— Work instruction —
Retype the records below exactly as they appear.

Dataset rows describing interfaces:
-- Opening Marker --
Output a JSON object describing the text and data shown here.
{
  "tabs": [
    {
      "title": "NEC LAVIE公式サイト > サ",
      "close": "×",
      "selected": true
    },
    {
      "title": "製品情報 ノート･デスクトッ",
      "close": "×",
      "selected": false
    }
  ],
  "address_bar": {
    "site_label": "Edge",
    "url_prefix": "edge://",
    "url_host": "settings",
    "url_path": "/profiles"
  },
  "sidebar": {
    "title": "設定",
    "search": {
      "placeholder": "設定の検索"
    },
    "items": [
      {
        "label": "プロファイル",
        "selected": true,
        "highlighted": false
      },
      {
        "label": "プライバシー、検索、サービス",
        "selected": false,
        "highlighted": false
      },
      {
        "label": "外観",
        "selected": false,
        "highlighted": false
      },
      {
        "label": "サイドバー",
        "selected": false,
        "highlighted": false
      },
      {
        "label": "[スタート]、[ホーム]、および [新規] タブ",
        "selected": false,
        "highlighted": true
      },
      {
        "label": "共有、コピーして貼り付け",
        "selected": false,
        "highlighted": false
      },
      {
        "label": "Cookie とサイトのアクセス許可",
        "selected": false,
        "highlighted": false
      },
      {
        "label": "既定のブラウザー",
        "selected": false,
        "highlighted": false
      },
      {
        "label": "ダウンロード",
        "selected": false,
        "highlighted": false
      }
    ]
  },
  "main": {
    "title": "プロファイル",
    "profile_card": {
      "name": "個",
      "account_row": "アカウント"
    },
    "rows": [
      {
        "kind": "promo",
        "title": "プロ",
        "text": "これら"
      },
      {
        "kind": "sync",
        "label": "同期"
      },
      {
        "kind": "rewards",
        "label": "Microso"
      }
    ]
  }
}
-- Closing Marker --
— Reply to the exercise —
Output a JSON object describing the text and data shown here.
{
  "tabs": [
    {
      "title": "NEC LAVIE公式サイト > サ",
      "close": "×",
      "selected": true
    },
    {
      "title": "製品情報 ノート･デスクトッ",
      "close": "×",
      "selected": false
    }
  ],
  "address_bar": {
    "site_label": "Edge",
    "url_prefix": "edge://",
    "url_host": "settings",
    "url_path": "/profiles"
  },
  "sidebar": {
    "title": "設定",
    "search": {
      "placeholder": "設定の検索"
    },
    "items": [
      {
        "label": "プロファイル",
        "selected": true,
        "highlighted": false
      },
      {
        "label": "プライバシー、検索、サービス",
        "selected": false,
        "highlighted": false
      },
      {
        "label": "外観",
        "selected": false,
        "highlighted": false
      },
      {
        "label": "サイドバー",
        "selected": false,
        "highlighted": false
      },
      {
        "label": "[スタート]、[ホーム]、および [新規] タブ",
        "selected": false,
        "highlighted": true
      },
      {
        "label": "共有、コピーして貼り付け",
        "selected": false,
        "highlighted": false
      },
      {
        "label": "Cookie とサイトのアクセス許可",
        "selected": false,
        "highlighted": false
      },
      {
        "label": "既定のブラウザー",
        "selected": false,
        "highlighted": false
      },
      {
        "label": "ダウンロード",
        "selected": false,
        "highlighted": false
      }
    ]
  },
  "main": {
    "title": "プロファイル",
    "profile_card": {
      "name": "個",
      "account_row": "アカウント"
    },
    "rows": [
      {
        "kind": "promo",
        "title": "プロ",
        "text": "これら"
      },
      {
        "kind": "sync",
        "label": "同期"
      },
      {
        "kind": "rewards",
        "label": "Microso"
      }
    ]
  }
}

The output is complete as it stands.